The world is changing rapidly and new demands face business leaders to deal with the planet and environment more sustainably, to deal with the numerous societies their organisations operate in more equitably and with greater cultural understanding, and to be more open, transparent and responsible with respect to their stakeholders. Recent events such as the credit and banking crisis alongside a seemingly regular stream of corporate scandals have led to renewed debate as to the legitimate nature and purpose of business in society. However It is also important to recognise that business represents the predominant productive resource of the economy providing financial and human resources, infrastructure, innovation and technology: thus sustainable development cannot be achieved without the support of business.
Many are now calling for a new approach from the people who manage and run businesses away from the profit orientated exploitative business practices of the past, towards a new model of ‘responsible management’. Accordingly attention has turned to whether current management education is adequate to equip and develop future leaders with the requisite skills to meet changing business and societal demands. This, coupled with the fact that business school education continues to grow in popularity amongst both undergraduate and postgraduate students, has put pressure on higher education institutions to ensure that graduates leave with the skills, knowledge and values associated with responsible management.
As business re-examines its role in society, business schools must also examine their contribution and thus the range and depth of responsible management topics within the teaching curricula. Despite much research activity in topics such as business ethics and corporate social responsibility and increasing interest in responsible management education driven by initiatives such as the United Nations Principles for Responsible Management Education (UN PRME), holistic integration of such issues into undergraduate business school curricula remains rare. This is why many business schools are undertaking programmes to realign their curriculum, research and engagement activities around the core concept of responsible management and increase the range and depth of responsible management topics.
My own developing contribution to this agenda is the Responsible Management Curriculum Tree, a conceptual framework which seeks to set out a blueprint for business school curriculum design that integrates learning, teaching and assessment strategies that engage students of all disciplines with the PRME and responsible management agenda. The framework is built on the premise that sustainability and responsible management topics can function to build a bridge across disciplines and integrate the business curriculum as a whole by promoting holistic understanding and systemic thinking. The curriculum tree seeks to operationalise and embed the PRME and UN Global Compact principles into undergraduate business curricula as it is at this level that student numbers are increasing rapidly and thus a greater number of students may be reached than at postgraduate level.
The key to the framework is that it seeks to integrate with and complement existing curriculum structures that have evolved within business schools over many years.
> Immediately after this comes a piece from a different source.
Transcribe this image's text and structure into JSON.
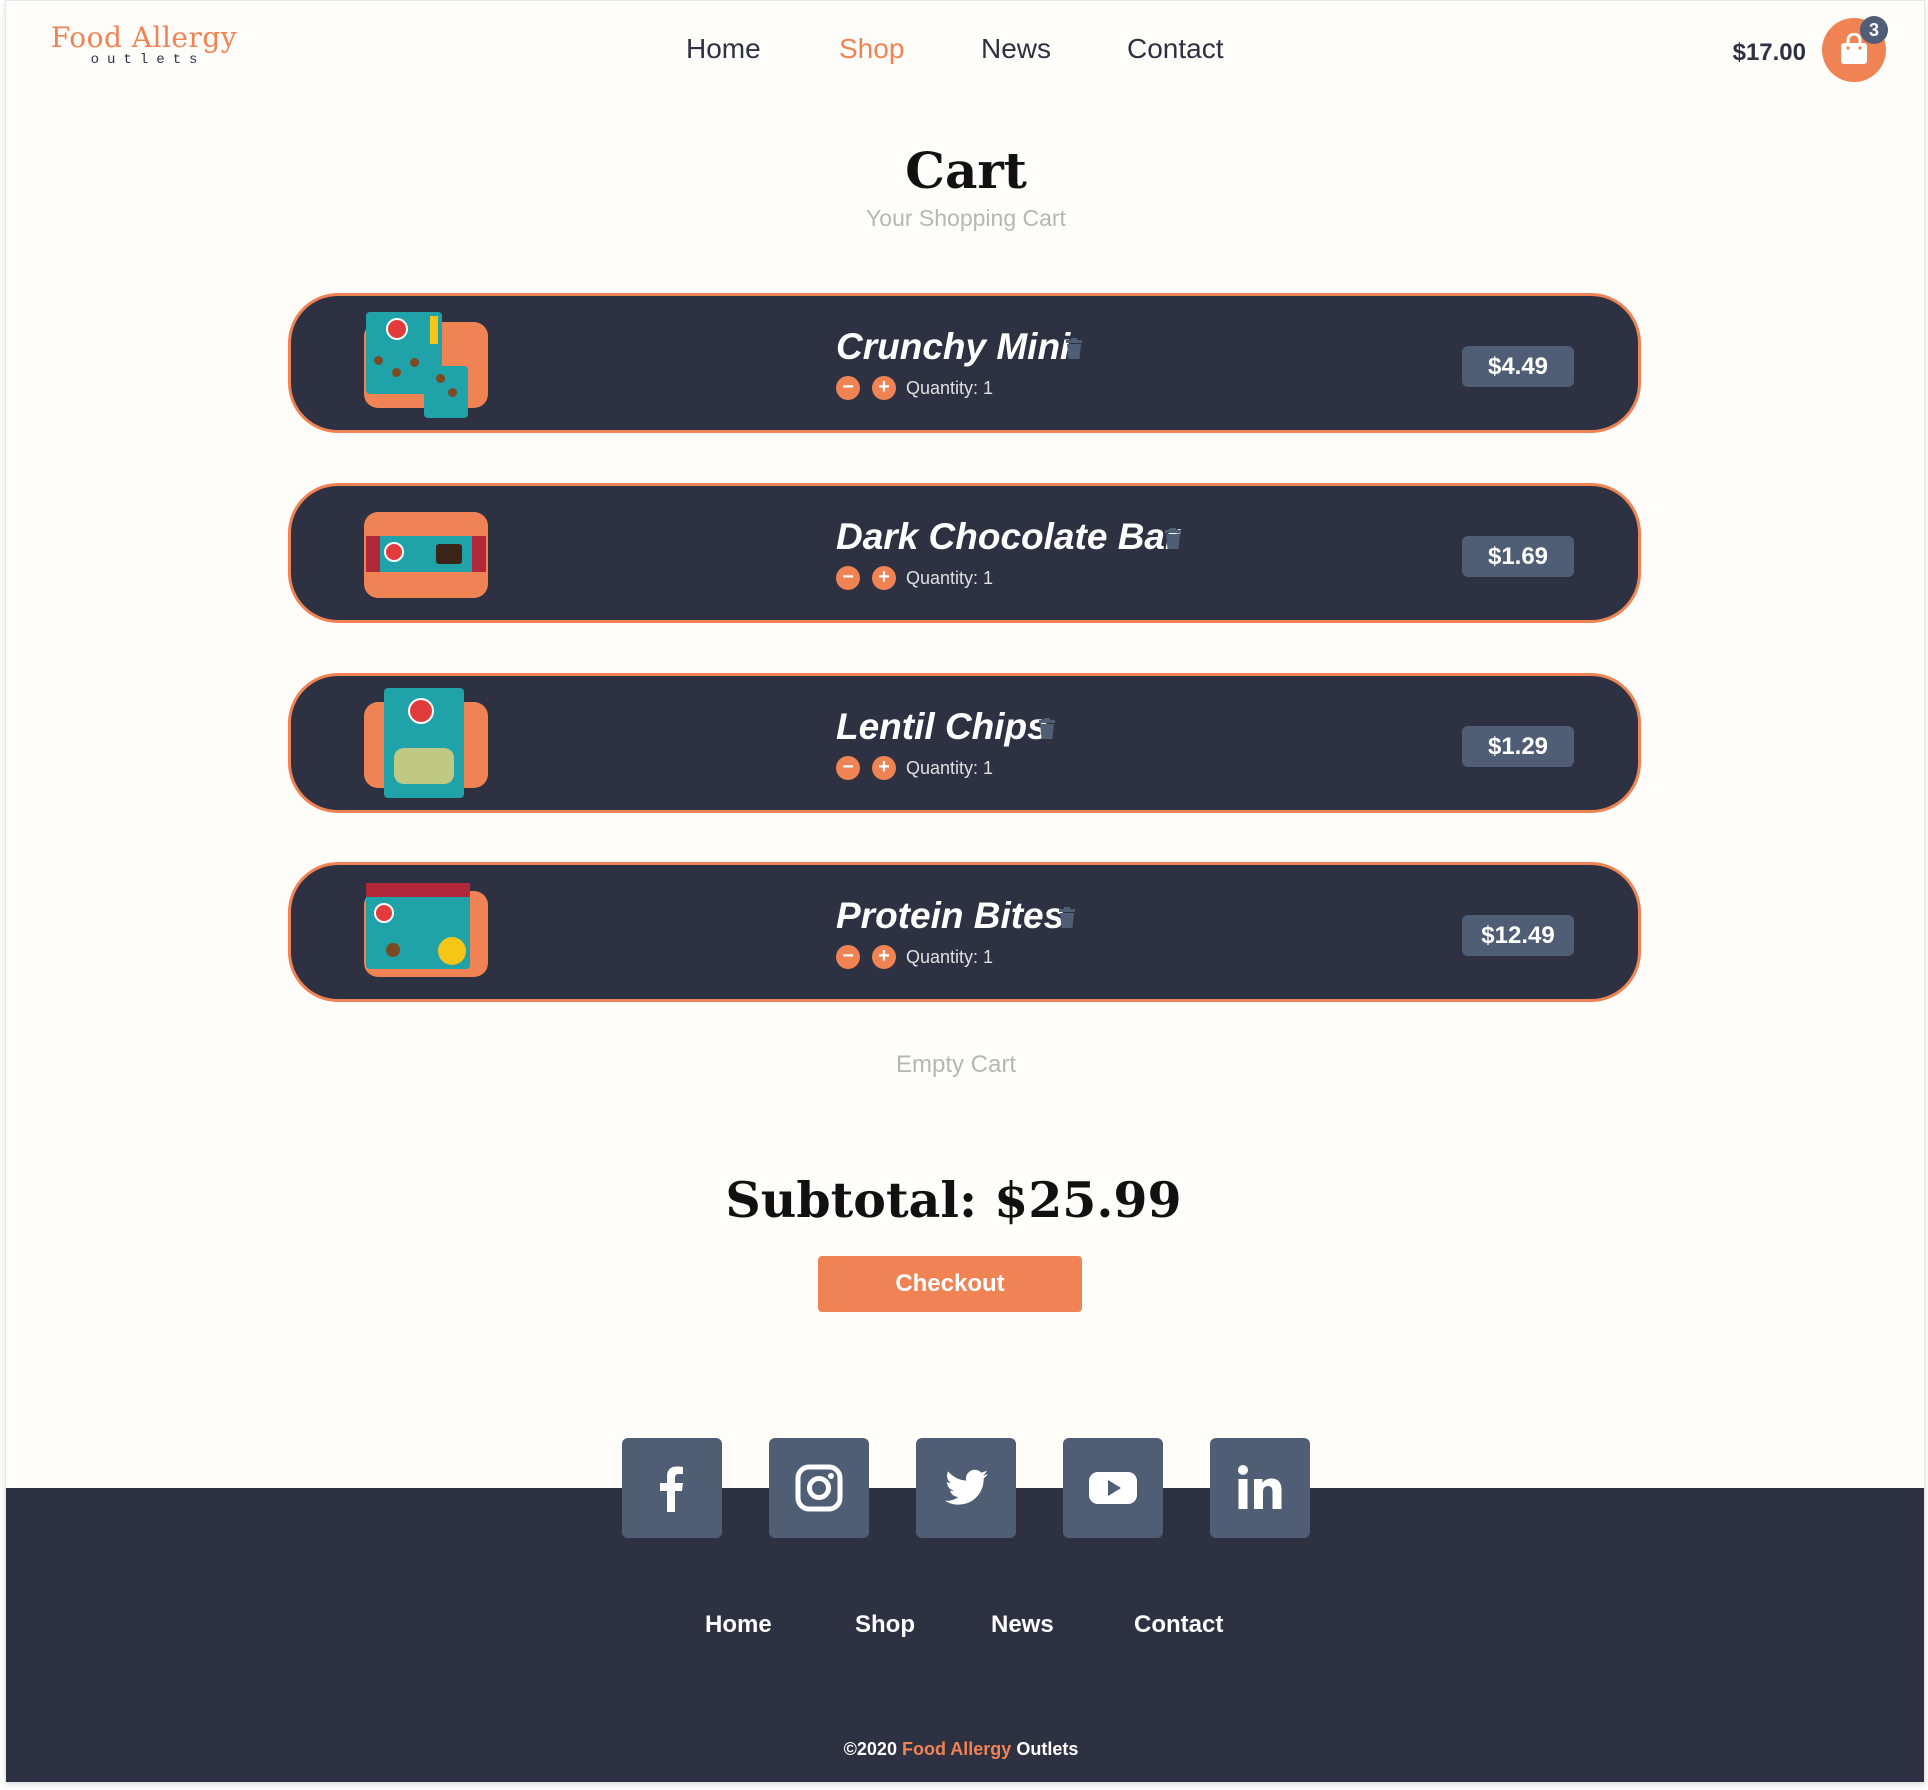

The analogy of the tree is useful and it provides multiple metaphor for explaining the relationships between business and society, whilst allowing for the articulation of core concepts and addressing discipline specific issues.
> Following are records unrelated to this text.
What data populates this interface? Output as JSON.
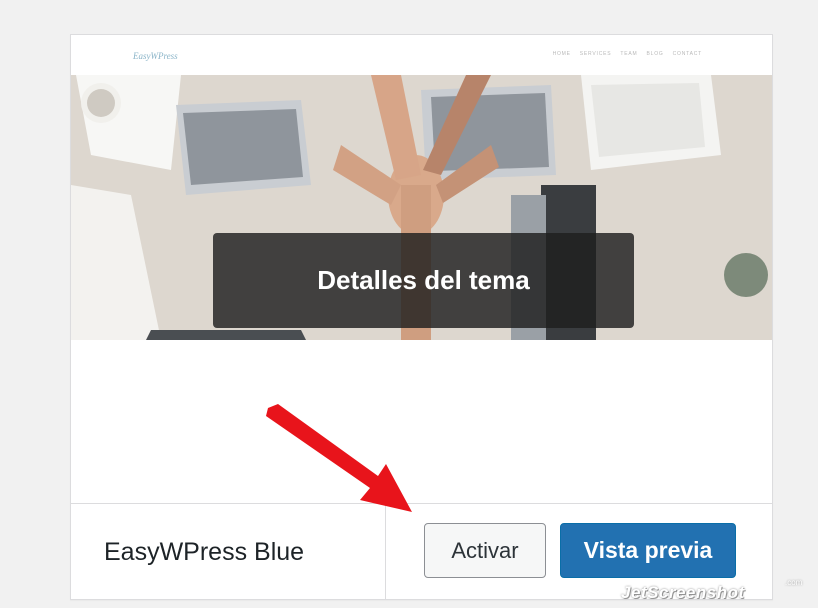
{
  "theme_card": {
    "screenshot": {
      "site_logo": "EasyWPress",
      "nav_items": [
        "HOME",
        "SERVICES",
        "TEAM",
        "BLOG",
        "CONTACT"
      ]
    },
    "overlay_label": "Detalles del tema",
    "theme_name": "EasyWPress Blue",
    "activate_label": "Activar",
    "preview_label": "Vista previa"
  },
  "colors": {
    "primary_button": "#2271b1",
    "arrow": "#e8141b"
  },
  "watermark": {
    "text": "JetScreenshot",
    "suffix": ".com"
  }
}
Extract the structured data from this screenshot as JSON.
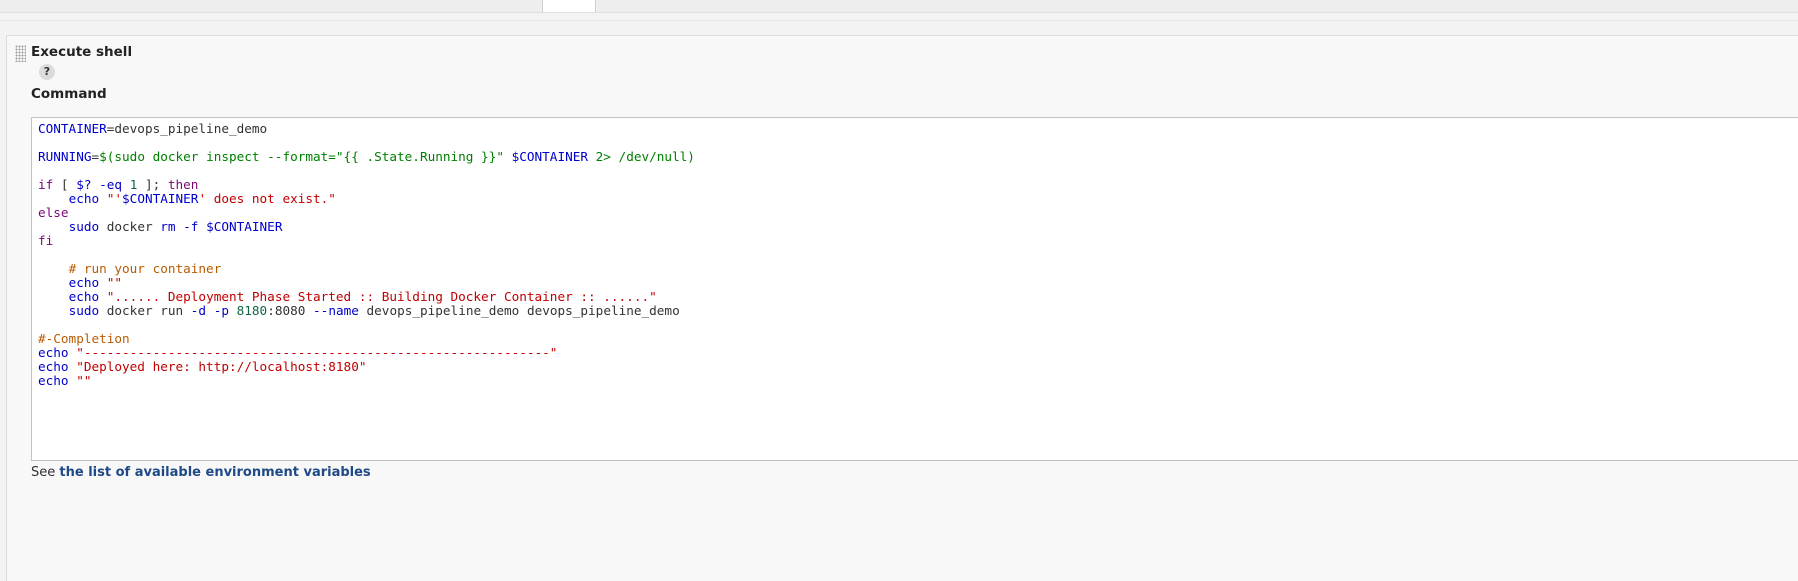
{
  "step": {
    "title": "Execute shell",
    "help_icon": "?",
    "command_label": "Command"
  },
  "script_lines": [
    [
      [
        "CONTAINER",
        "var"
      ],
      [
        "=devops_pipeline_demo",
        "def"
      ]
    ],
    [],
    [
      [
        "RUNNING",
        "var"
      ],
      [
        "=",
        "def"
      ],
      [
        "$(sudo docker inspect --format=\"{{ .State.Running }}\" ",
        "sub"
      ],
      [
        "$CONTAINER",
        "var"
      ],
      [
        " 2> /dev/null)",
        "sub"
      ]
    ],
    [],
    [
      [
        "if",
        "kw"
      ],
      [
        " [ ",
        "def"
      ],
      [
        "$?",
        "var"
      ],
      [
        " ",
        "def"
      ],
      [
        "-eq",
        "var"
      ],
      [
        " ",
        "def"
      ],
      [
        "1",
        "num"
      ],
      [
        " ]; ",
        "def"
      ],
      [
        "then",
        "kw"
      ]
    ],
    [
      [
        "    ",
        "def"
      ],
      [
        "echo",
        "var"
      ],
      [
        " ",
        "def"
      ],
      [
        "\"'",
        "str"
      ],
      [
        "$CONTAINER",
        "var"
      ],
      [
        "' does not exist.\"",
        "str"
      ]
    ],
    [
      [
        "else",
        "kw"
      ]
    ],
    [
      [
        "    ",
        "def"
      ],
      [
        "sudo",
        "var"
      ],
      [
        " docker ",
        "def"
      ],
      [
        "rm",
        "var"
      ],
      [
        " ",
        "def"
      ],
      [
        "-f",
        "var"
      ],
      [
        " ",
        "def"
      ],
      [
        "$CONTAINER",
        "var"
      ]
    ],
    [
      [
        "fi",
        "kw"
      ]
    ],
    [],
    [
      [
        "    ",
        "def"
      ],
      [
        "# run your container",
        "cmt"
      ]
    ],
    [
      [
        "    ",
        "def"
      ],
      [
        "echo",
        "var"
      ],
      [
        " ",
        "def"
      ],
      [
        "\"\"",
        "str"
      ]
    ],
    [
      [
        "    ",
        "def"
      ],
      [
        "echo",
        "var"
      ],
      [
        " ",
        "def"
      ],
      [
        "\"...... Deployment Phase Started :: Building Docker Container :: ......\"",
        "str"
      ]
    ],
    [
      [
        "    ",
        "def"
      ],
      [
        "sudo",
        "var"
      ],
      [
        " docker run ",
        "def"
      ],
      [
        "-d",
        "var"
      ],
      [
        " ",
        "def"
      ],
      [
        "-p",
        "var"
      ],
      [
        " ",
        "def"
      ],
      [
        "8180",
        "num"
      ],
      [
        ":8080 ",
        "def"
      ],
      [
        "--name",
        "var"
      ],
      [
        " devops_pipeline_demo devops_pipeline_demo",
        "def"
      ]
    ],
    [],
    [
      [
        "#-Completion",
        "cmt"
      ]
    ],
    [
      [
        "echo",
        "var"
      ],
      [
        " ",
        "def"
      ],
      [
        "\"-------------------------------------------------------------\"",
        "str"
      ]
    ],
    [
      [
        "echo",
        "var"
      ],
      [
        " ",
        "def"
      ],
      [
        "\"Deployed here: http://localhost:8180\"",
        "str"
      ]
    ],
    [
      [
        "echo",
        "var"
      ],
      [
        " ",
        "def"
      ],
      [
        "\"\"",
        "str"
      ]
    ]
  ],
  "env_note": {
    "prefix": "See ",
    "link": "the list of available environment variables"
  },
  "colors": {
    "variable": "#0000cc",
    "keyword": "#7a0874",
    "string": "#c00000",
    "substitution": "#008000",
    "number": "#116644",
    "comment": "#b85c00",
    "link": "#204a87"
  }
}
The framework is broken down into four main levels which represent elements of the tree: the Roots, Trunk, Branches and Leaves. The roots of the curriculum tree represent grounding, impact, history and connectivity. It is here that the role of business in society can be articulated and critiqued. Here the dominant shareholder value perspective held by many students arriving in the business school is challenged. They are exposed to a range of different perspectives and encouraged to think critically about the relationship between business and society. Here the prevailing context is why business exists, as well as why are the challenges that society faces relevant to business and the role of business in creating, but also solving these problems.
The Trunk represents core concepts, strength, dependability and theory. Here the principles and norms of business can be examined and critiqued. The focus is on what business does, how it operates, the functional hard and soft skills that managers and leaders require day to day. Students are challenged to articulate what responsible management looks like across a range of business and management job roles, functions and departments. For example, what is the role of the Human Resources Department of an organisation from a responsible management perspective?
The branches of the tree allow for range and breadth, the exploration of multiple pathways, and discipline specific issues. Here the focus may be on how do, and how should business disciplines and functions deal with responsible management. For example, how are material sustainability risks identified, examined and addressed in business Strategy or Operations. Students are challenged to design strategic responses to a range of sustainability and societal challenges.
Finally the leaves of the tree represent innovation, new opportunity and future developments. Here the focus is on where are the opportunities for business and where will business sit in relation to society in the future. Students can be challenged to imagine new business models for sustainable development, responsible innovation pathways and social business.
I am not suggesting that this concept is perfect and can solve the problem of integrating sustainability issues into business school programmes, and it represents a work in progress, however we desperately need innovative solutions and new approaches to inspire a new generation of business leaders to solve some of the problems that current and past generations have left for them.